Joined
Jan 12, 2021
Messages
389
Reaction score
276
Location
Rochester, NY
Vehicle(s)
Bronco Sport
I'm a huge fan of the Sport. I'd have purchased a BL/BL if I didn't hate the seat. I drove 9 hours to test drive a BL/BL. I was quite crushed when I sat in it and couldn't get comfortable after spending a half hour with it. I honestly didn't want to purchase a Jeep but the only two new vehicles in my price range that I was considering were the Sport and Cherokee.

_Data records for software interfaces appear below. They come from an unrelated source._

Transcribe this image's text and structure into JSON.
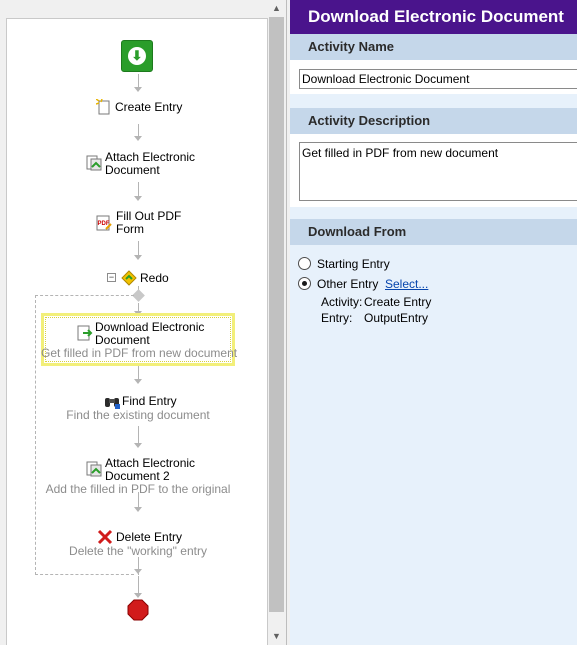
{
  "workflow": {
    "nodes": [
      {
        "title": "Create Entry",
        "desc": ""
      },
      {
        "title": "Attach Electronic Document",
        "title_lines": [
          "Attach Electronic",
          "Document"
        ],
        "desc": ""
      },
      {
        "title": "Fill Out PDF Form",
        "title_lines": [
          "Fill Out PDF",
          "Form"
        ],
        "desc": ""
      },
      {
        "title": "Redo",
        "desc": ""
      },
      {
        "title": "Download Electronic Document",
        "title_lines": [
          "Download Electronic",
          "Document"
        ],
        "desc": "Get filled in PDF from new document",
        "selected": true
      },
      {
        "title": "Find Entry",
        "desc": "Find the existing document"
      },
      {
        "title": "Attach Electronic Document 2",
        "title_lines": [
          "Attach Electronic",
          "Document 2"
        ],
        "desc": "Add the filled in PDF to the original"
      },
      {
        "title": "Delete Entry",
        "desc": "Delete the \"working\" entry"
      }
    ],
    "icons": {
      "start": "download-arrow-icon",
      "create": "new-entry-icon",
      "attach": "attach-document-icon",
      "pdf": "pdf-form-icon",
      "redo": "redo-diamond-icon",
      "download": "download-document-icon",
      "find": "binoculars-icon",
      "delete": "red-x-icon",
      "stop": "stop-sign-icon"
    }
  },
  "properties": {
    "title": "Download Electronic Document",
    "activity_name": {
      "label": "Activity Name",
      "value": "Download Electronic Document"
    },
    "activity_description": {
      "label": "Activity Description",
      "value": "Get filled in PDF from new document"
    },
    "download_from": {
      "label": "Download From",
      "options": [
        {
          "label": "Starting Entry",
          "checked": false
        },
        {
          "label": "Other Entry",
          "checked": true
        }
      ],
      "select_link": "Select...",
      "activity_label": "Activity:",
      "activity_value": "Create Entry",
      "entry_label": "Entry:",
      "entry_value": "OutputEntry"
    }
  },
  "colors": {
    "header_bg": "#4a148c",
    "section_bg": "#c5d7ea",
    "panel_bg": "#e7f1fb",
    "selection": "#f2ef7a",
    "start_green": "#2a9d2a",
    "stop_red": "#d11b1b"
  }
}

I agree it's quite capable, it's the only thing equal to a Cherokee in this segment, barring the low range option. You can be a fan of something and still be realistic about it's capabilities. I mostly wanted that rear locker and the dual clutch in the BL would have been good enough for me. The low range on the Trailhawk is nice to have but wasn't a deal breaker for me. EDIT: to be honest tho I use it a lot more than I thought I would.

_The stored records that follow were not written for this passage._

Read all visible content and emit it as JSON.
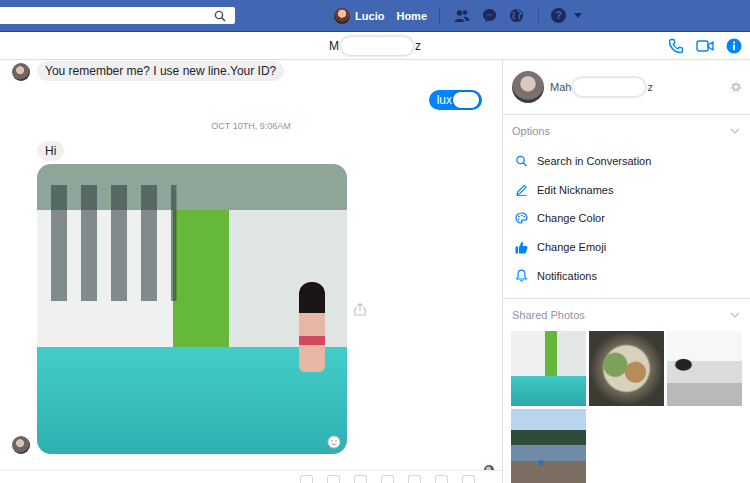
{
  "topbar": {
    "user": "Lucio",
    "links": [
      "Home"
    ],
    "help": "?"
  },
  "conversation": {
    "title_start": "M",
    "title_end": "z"
  },
  "messages": [
    {
      "kind": "text",
      "from": "them",
      "text": "You remember me? I use new line.Your ID?",
      "redacted": false
    },
    {
      "kind": "text",
      "from": "me",
      "text": "lux",
      "redacted": true
    },
    {
      "kind": "time",
      "text": "OCT 10TH, 9:06AM"
    },
    {
      "kind": "text",
      "from": "them",
      "text": "Hi",
      "redacted": false
    },
    {
      "kind": "photo",
      "from": "them"
    }
  ],
  "profile": {
    "name_start": "Mah",
    "name_end": "z"
  },
  "options": {
    "title": "Options",
    "expanded": true,
    "items": [
      {
        "label": "Search in Conversation"
      },
      {
        "label": "Edit Nicknames"
      },
      {
        "label": "Change Color"
      },
      {
        "label": "Change Emoji"
      },
      {
        "label": "Notifications"
      }
    ]
  },
  "shared_photos": {
    "title": "Shared Photos",
    "expanded": true
  }
}
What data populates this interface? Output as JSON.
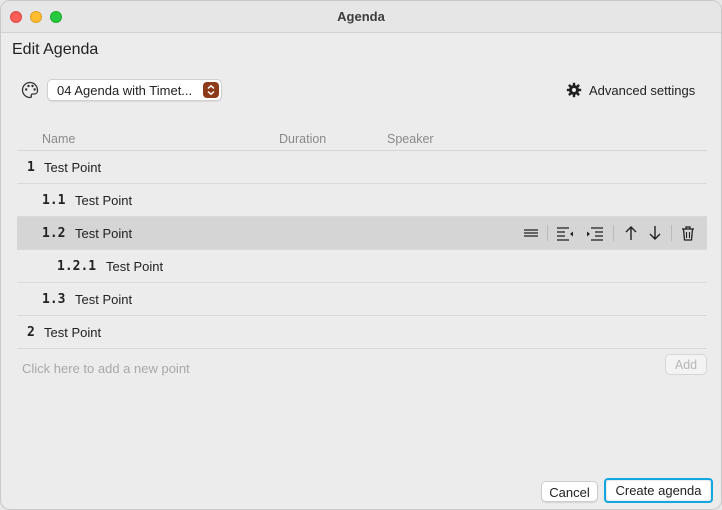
{
  "window": {
    "title": "Agenda"
  },
  "heading": "Edit Agenda",
  "template": {
    "selected": "04 Agenda with Timet...",
    "icon": "palette-icon"
  },
  "advanced_settings": {
    "label": "Advanced settings",
    "icon": "gear-icon"
  },
  "columns": [
    "Name",
    "Duration",
    "Speaker"
  ],
  "points": [
    {
      "number": "1",
      "title": "Test Point",
      "level": 0
    },
    {
      "number": "1.1",
      "title": "Test Point",
      "level": 1
    },
    {
      "number": "1.2",
      "title": "Test Point",
      "level": 1,
      "selected": true
    },
    {
      "number": "1.2.1",
      "title": "Test Point",
      "level": 2
    },
    {
      "number": "1.3",
      "title": "Test Point",
      "level": 1
    },
    {
      "number": "2",
      "title": "Test Point",
      "level": 0
    }
  ],
  "row_tools": [
    "drag-handle-icon",
    "outdent-icon",
    "indent-icon",
    "move-up-icon",
    "move-down-icon",
    "trash-icon"
  ],
  "new_point": {
    "placeholder": "Click here to add a new point",
    "add_label": "Add"
  },
  "footer": {
    "cancel_label": "Cancel",
    "create_label": "Create agenda"
  },
  "colors": {
    "selection": "#d5d5d5",
    "focus_ring": "#13a7e0",
    "stepper": "#8b3a1a"
  }
}
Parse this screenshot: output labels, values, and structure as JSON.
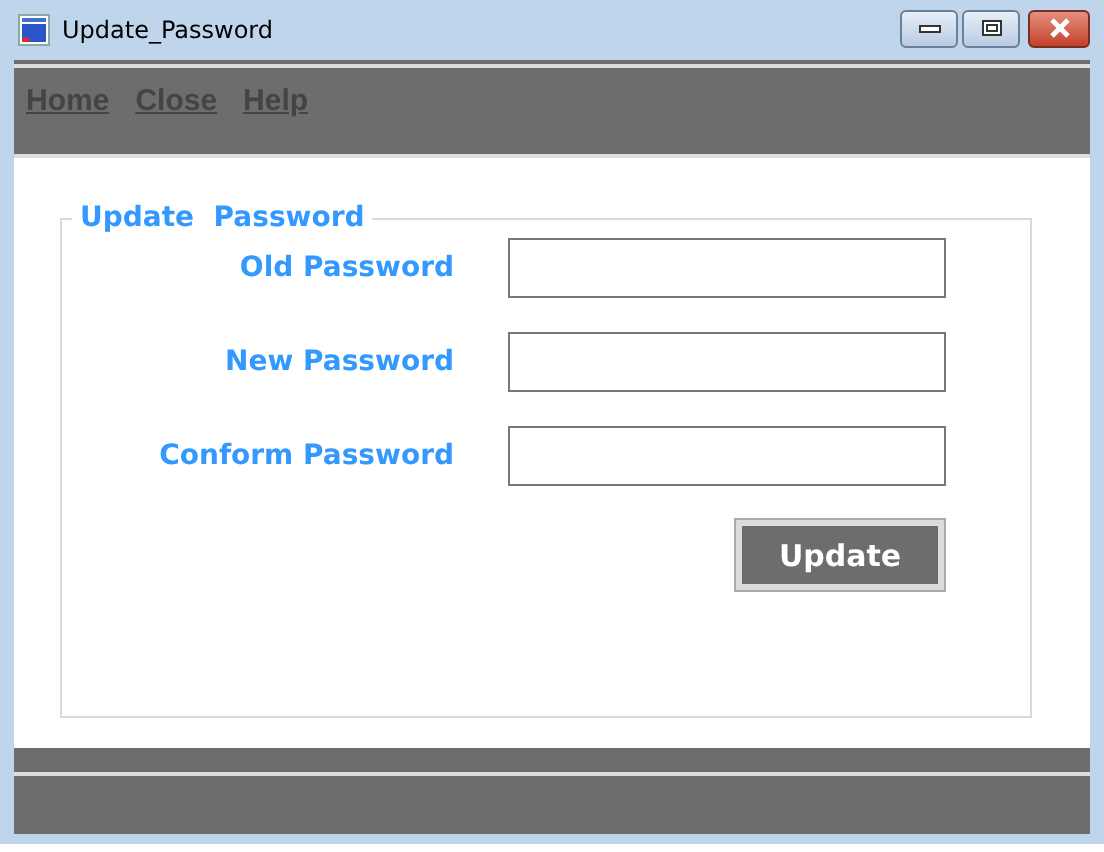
{
  "window": {
    "title": "Update_Password"
  },
  "menu": [
    {
      "label": "Home"
    },
    {
      "label": "Close"
    },
    {
      "label": "Help"
    }
  ],
  "form": {
    "title": "Update  Password",
    "fields": [
      {
        "label": "Old Password"
      },
      {
        "label": "New Password"
      },
      {
        "label": "Conform Password"
      }
    ],
    "button": "Update"
  }
}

These are the Trailhawk crawl ratios(it changes slightly depending on the engine option):
  • 2018 Jeep Wrangler – 84.2: 1 crawl ratio
  • 2019 Jeep Cherokee – 51.2: 1 crawl ratio
  • 2018 Jeep Grand Cherokee – 44.1: 1 crawl ratio
  • 2018 Jeep Compass – 20: 1 crawl ratio
  • 2018 Jeep Renegade – 21: 1 crawl ratio
 

tRex

Badlands
Well-Known Member
Joined
Jan 12, 2021
Messages
389
Reaction score
276
Location
Rochester, NY
Vehicle(s)
Bronco Sport
Yeah you're right, my mistake. Been watching tons of Forester/Crosstrek/Outback, and Renegade/Cherokee (always Trailhawks) reviews (and BL of course), I've mixed up a couple of figures. Thanks.
 

Big Brody

Badlands
Member
First Name
Todd
Joined
Feb 25, 2021
Messages
23
Reaction score
38
Location
Denver
Vehicle(s)
Bronco Sport Badlands
I found slippery mode good, until you are in a slide. In my Badlands the other day I had it in slippery mode with 2-3 inches of snow on the road. On a cupped on ramp, where the apex of turn was at the lowest point, the BL started understeering very badly and slippery mode cut my power so I could not use throttle to help me correct the snow plowing. Thankfully no issues. Later I used sand mode in a similar scenario and was able to use the throttle to bring the back end around. Slippery mode seems good in general, but there may be cases when turning off traction control may help instead.
 

Rojo13

Outer Banks
Active Member
First Name
Roger
Joined
Mar 30, 2021
Messages
33
Reaction score
16
Location
San Antonio, TX
Vehicle(s)
Bronco Sport, GMC Acadia
My very steep loose gravel roads are getting dry now. All of the RWD and FWD cars can no longer take the steeper short cut up to their cabins. Only 4x4's can make it up that section now.

I can feel a definite difference from the normal drive mode and the slippery Goat mode with the low gear button engaged. Slippery mode is really something.

These climbs range from 12 to 14% and the older folks up here cannot walk down this section without risking a fall. Walking up is very hard.

Anyway I stopped using the GOAT switch, I leave this in normal but do use low to hold the engine up in the turbo above 1700 rpm while I climb. I climb just fine.
So do you still like to use Slippery Mode in light snow / ice or do you just use Normal Mode? When do you like to go to Slippery Mode? Thanks for the detailed review. Good learning material for me!
 

Advertisement





 


Advertisement
Top